Letters from the Directors
As COVID-19 wears on, it is becoming ever-more-apparent that people around our globe are affected differently. Some refuse to acknowledge that the pandemic exists. Others refuse to wear a mask in public. And still others are creating and caretaking and grocery shopping for vulnerable friends.
To a certain extent, people all over our planet are evaluating their core values and what drives them in the world. Movements such as Black Lives Matter are gathering much-needed support and vitality. There have also been increased reports of abuse, suicide and disrupted services, especially for those in higher-risk categories such as people with disabilities. These dynamics do not negate one another. They complexify the story.
So many of our news outlets and content on social media platforms are simplified for quick, consumable info bites. We do things differently at The Kaleidoscapes. Here, we are most interested in that complexity.
We are also convicted by the idea that the arts and sciences go together like PB&J on a summer afternoon. Science gives us insight into the undercurrents of life on Earth. And good art makes us grapple with those subtleties. Art is the arena for meaning-making in life.
We’ve watched climate-deniers complexifying the work of activists for years, and we’ve seen many people lose stamina and face burn-out. But this is not the time to isolate or grow overwhelmed! An article headline from 2017 recently went viral, saying “I Don’t Know How to Explain To You That You Should Care About Other People (HuffPost, Kayla Chadwick, Contributor).” These days, the sentiment can feel extremely relevant. Our society has misconstrued care for our surroundings as partisan.
Now is the time to reach deep into our pockets and energy reserves to sustain the things we care about. Now is the time to consider: What narratives do you want to remember from this moment in history, and how were you involved?
We know it’s a complex story, and access plays a key role, but we hope you may gain some endurance and repose from the environment where you live—whether through birdsong, a trusted trail or getting caught in a summer thunderstorm. Please, continue to wear your mask. And we’ll continue to produce work that attempts to hold the complexity of human experience at its core.
Gail Tierney, Artistic Director

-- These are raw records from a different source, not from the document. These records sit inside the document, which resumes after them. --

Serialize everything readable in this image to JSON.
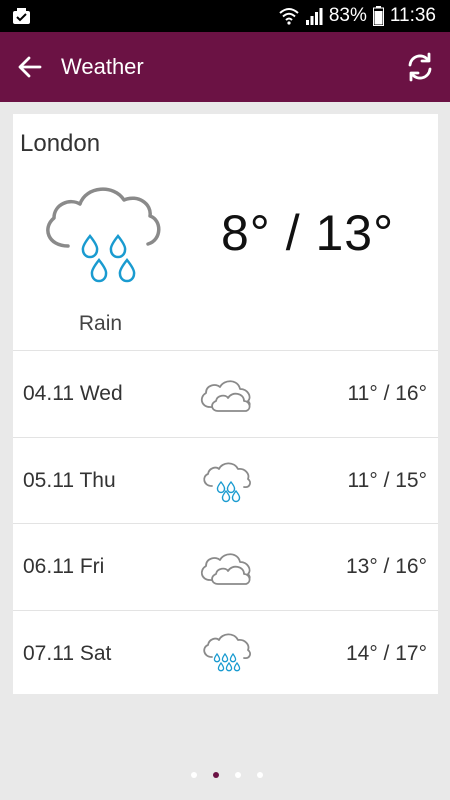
{
  "status_bar": {
    "battery_percent": "83%",
    "time": "11:36"
  },
  "app_bar": {
    "title": "Weather"
  },
  "current": {
    "city": "London",
    "condition": "Rain",
    "temperature": "8° / 13°",
    "icon": "rain-cloud-icon"
  },
  "forecast": [
    {
      "date": "04.11 Wed",
      "icon": "cloudy-icon",
      "temperature": "11° / 16°"
    },
    {
      "date": "05.11 Thu",
      "icon": "rain-cloud-icon",
      "temperature": "11° / 15°"
    },
    {
      "date": "06.11 Fri",
      "icon": "cloudy-icon",
      "temperature": "13° / 16°"
    },
    {
      "date": "07.11 Sat",
      "icon": "heavy-rain-cloud-icon",
      "temperature": "14° / 17°"
    }
  ],
  "pager": {
    "count": 4,
    "active_index": 1
  },
  "colors": {
    "accent": "#6b1244",
    "rain_drop": "#1a9bd0",
    "cloud_outline": "#8a8a8a",
    "background": "#e9e9e9"
  }
}
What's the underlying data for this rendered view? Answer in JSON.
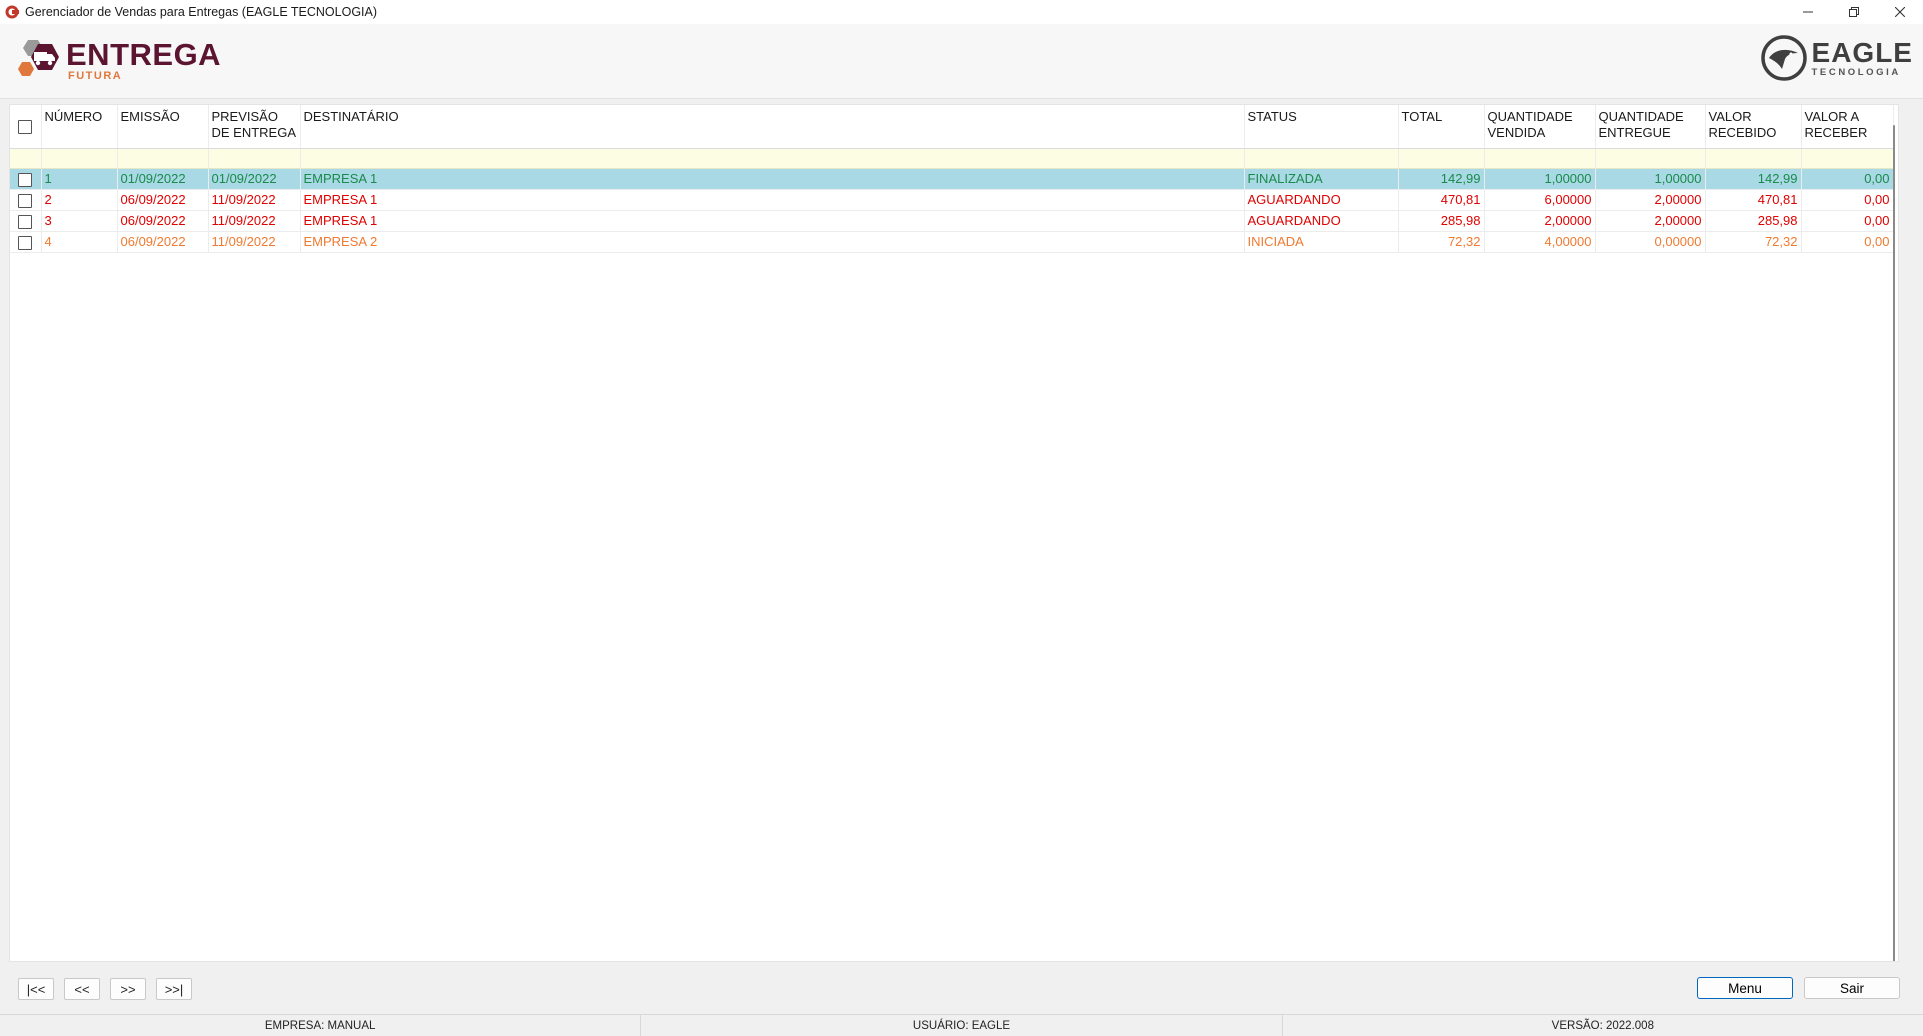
{
  "window": {
    "title": "Gerenciador de Vendas para Entregas (EAGLE TECNOLOGIA)"
  },
  "logos": {
    "entrega_main": "ENTREGA",
    "entrega_sub": "FUTURA",
    "eagle_main": "EAGLE",
    "eagle_sub": "TECNOLOGIA"
  },
  "colors": {
    "finalizada": "#1a8a4a",
    "aguardando": "#e00000",
    "iniciada": "#f07a30",
    "selected_row": "#a9d9e5",
    "filter_row": "#fdfde4",
    "brand_wine": "#5b1530",
    "brand_orange": "#e0783d"
  },
  "grid": {
    "columns": [
      "NÚMERO",
      "EMISSÃO",
      "PREVISÃO DE ENTREGA",
      "DESTINATÁRIO",
      "STATUS",
      "TOTAL",
      "QUANTIDADE VENDIDA",
      "QUANTIDADE ENTREGUE",
      "VALOR RECEBIDO",
      "VALOR A RECEBER"
    ],
    "rows": [
      {
        "numero": "1",
        "emissao": "01/09/2022",
        "previsao": "01/09/2022",
        "destinatario": "EMPRESA 1",
        "status": "FINALIZADA",
        "total": "142,99",
        "qtd_vendida": "1,00000",
        "qtd_entregue": "1,00000",
        "valor_recebido": "142,99",
        "valor_a_receber": "0,00"
      },
      {
        "numero": "2",
        "emissao": "06/09/2022",
        "previsao": "11/09/2022",
        "destinatario": "EMPRESA 1",
        "status": "AGUARDANDO",
        "total": "470,81",
        "qtd_vendida": "6,00000",
        "qtd_entregue": "2,00000",
        "valor_recebido": "470,81",
        "valor_a_receber": "0,00"
      },
      {
        "numero": "3",
        "emissao": "06/09/2022",
        "previsao": "11/09/2022",
        "destinatario": "EMPRESA 1",
        "status": "AGUARDANDO",
        "total": "285,98",
        "qtd_vendida": "2,00000",
        "qtd_entregue": "2,00000",
        "valor_recebido": "285,98",
        "valor_a_receber": "0,00"
      },
      {
        "numero": "4",
        "emissao": "06/09/2022",
        "previsao": "11/09/2022",
        "destinatario": "EMPRESA 2",
        "status": "INICIADA",
        "total": "72,32",
        "qtd_vendida": "4,00000",
        "qtd_entregue": "0,00000",
        "valor_recebido": "72,32",
        "valor_a_receber": "0,00"
      }
    ]
  },
  "nav": {
    "first": "|<<",
    "prev": "<<",
    "next": ">>",
    "last": ">>|"
  },
  "actions": {
    "menu": "Menu",
    "sair": "Sair"
  },
  "status": {
    "empresa": "EMPRESA: MANUAL",
    "usuario": "USUÁRIO: EAGLE",
    "versao": "VERSÃO: 2022.008"
  }
}
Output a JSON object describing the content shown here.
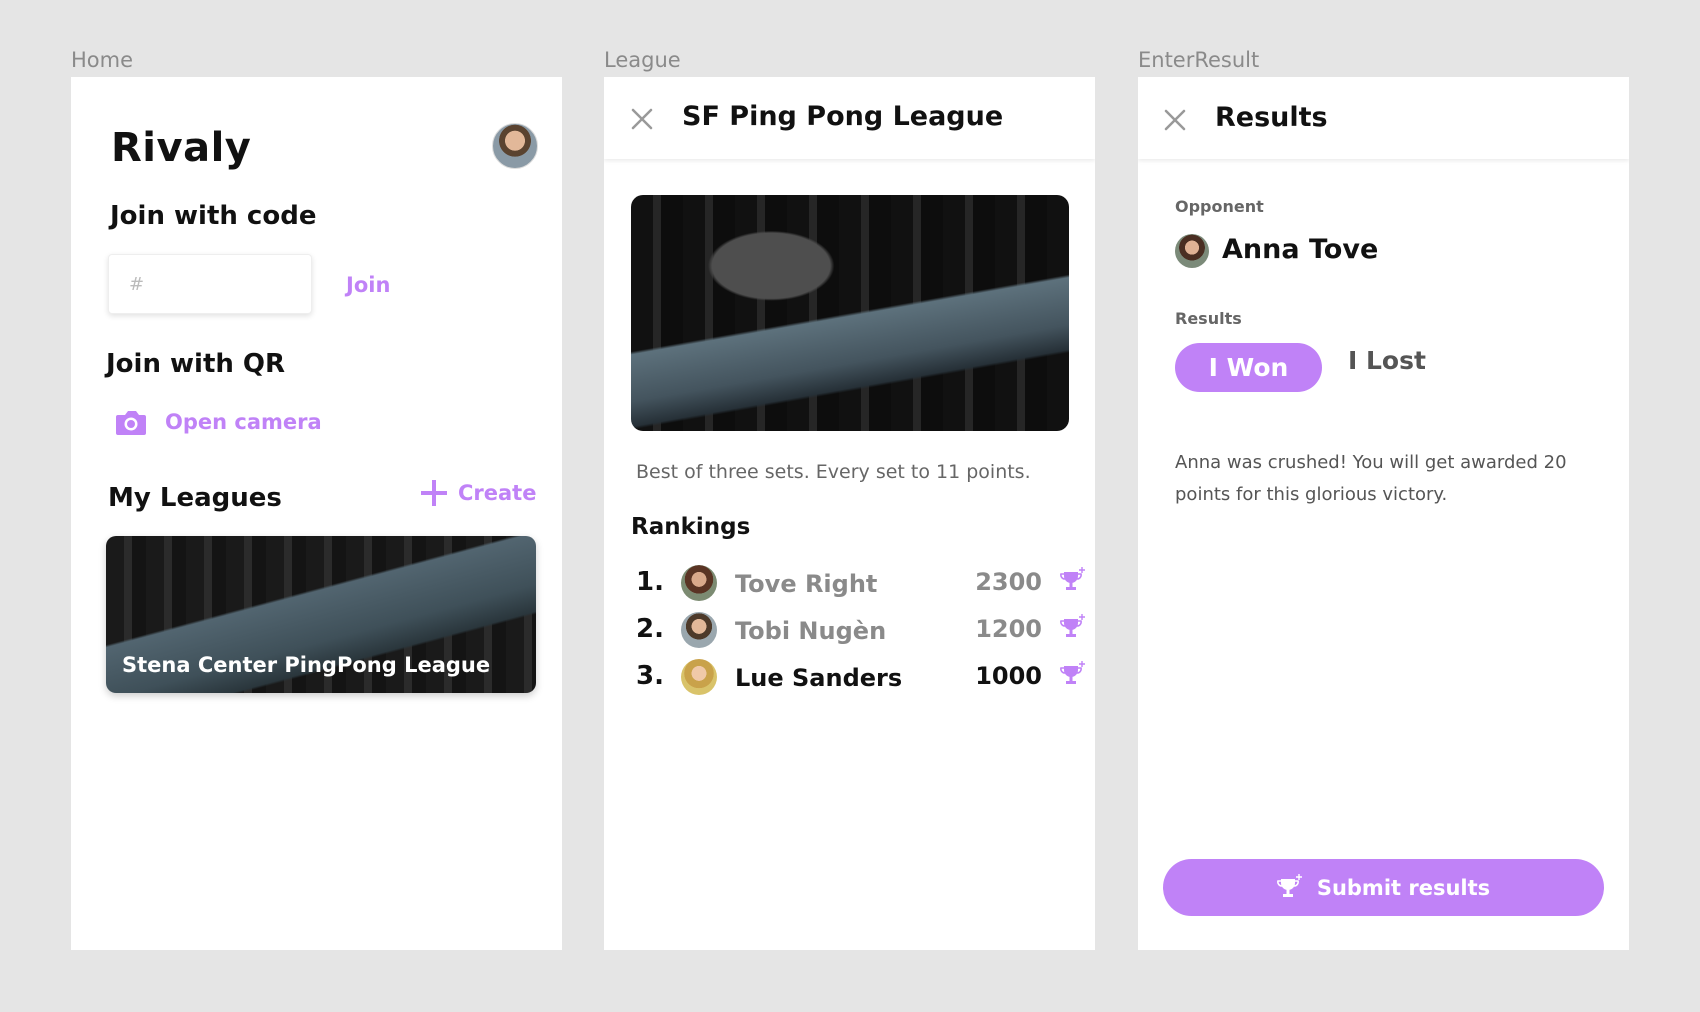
{
  "frames": {
    "home": "Home",
    "league": "League",
    "enter_result": "EnterResult"
  },
  "colors": {
    "accent": "#c082f7",
    "background": "#e5e5e5"
  },
  "home": {
    "app_title": "Rivaly",
    "join_code_heading": "Join with code",
    "code_placeholder": "#",
    "join_label": "Join",
    "join_qr_heading": "Join with QR",
    "open_camera_label": "Open camera",
    "my_leagues_heading": "My Leagues",
    "create_label": "Create",
    "leagues": [
      {
        "name": "Stena Center PingPong League"
      }
    ]
  },
  "league": {
    "title": "SF Ping Pong League",
    "description": "Best of three sets. Every set to 11 points.",
    "rankings_heading": "Rankings",
    "rankings": [
      {
        "rank": "1.",
        "name": "Tove Right",
        "score": "2300"
      },
      {
        "rank": "2.",
        "name": "Tobi Nugèn",
        "score": "1200"
      },
      {
        "rank": "3.",
        "name": "Lue Sanders",
        "score": "1000"
      }
    ]
  },
  "results": {
    "title": "Results",
    "opponent_label": "Opponent",
    "opponent_name": "Anna Tove",
    "results_label": "Results",
    "won_label": "I Won",
    "lost_label": "I Lost",
    "message": "Anna was crushed! You will get awarded 20 points for this  glorious victory.",
    "submit_label": "Submit results"
  }
}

Clean and White follows the historical conflation of whiteness and cleanliness across every aspect of society. As a reader, we see archival evidence of advertising techniques—postcards that claim a soap will wash a Black person’s skin so clean that it becomes white. We are invited to approach the inscription on the Statue of Liberty with new eyes, correlating immigrants to refuse even in an invitation to enter the land. We hear about public health and perception—including the former belief that disease was caused solely by bad odors rather than bacteria as scientists later came to understand. We are also shown statistics about the risk and illness associated with managing industrial society’s waste and how BIPOC are disproportionately affected. We see formative examples that are distilled down to the root sources of environmental racism. In doing so, we are equipped to view living dynamics in our current society with more nuance.
With many of our books on this list, The Kaleidoscapes are asserting that all people deserve an environment where they may thrive. But if the cleanliness of our biosphere is intermingled with the ideals of white supremacy, that future cannot be possible.
Even if you don’t choose to read this book, ask yourself: Who does your “dirty work?” And do you afford them full personhood or might your underlying beliefs consider them dirtier than you?
Our very first Book Club meeting will be held on August 4th at 5pm EST! Fill out this RSVP to join. There’s no expectation that you’ve already read one of the books.
A few years ago, as the dream for this company was taking shape and I was recovering from a serious illness, I reached for this book. Florence Williams shares some of the physiological benefits of spending time outside. Her chapters travel around the world, sharing different perspectives that she witnessed firsthand. Her words became foundational to our team as we became emboldened to get audiences outside for our plays--however that may look in the different communities we engage.
Williams says it best, but if you are facing stress, get outside! It will lower your cortisol levels. It will fuel your work. It will remind you just how extraordinary this planet is that we get to call home.
Are you reading our book club suggestions and interested in continuing the dialogue? Get in touch with email@example.com! And stay tuned for an upcoming project about The Kaleidoscapes’ interpretation of traces during the pandemic.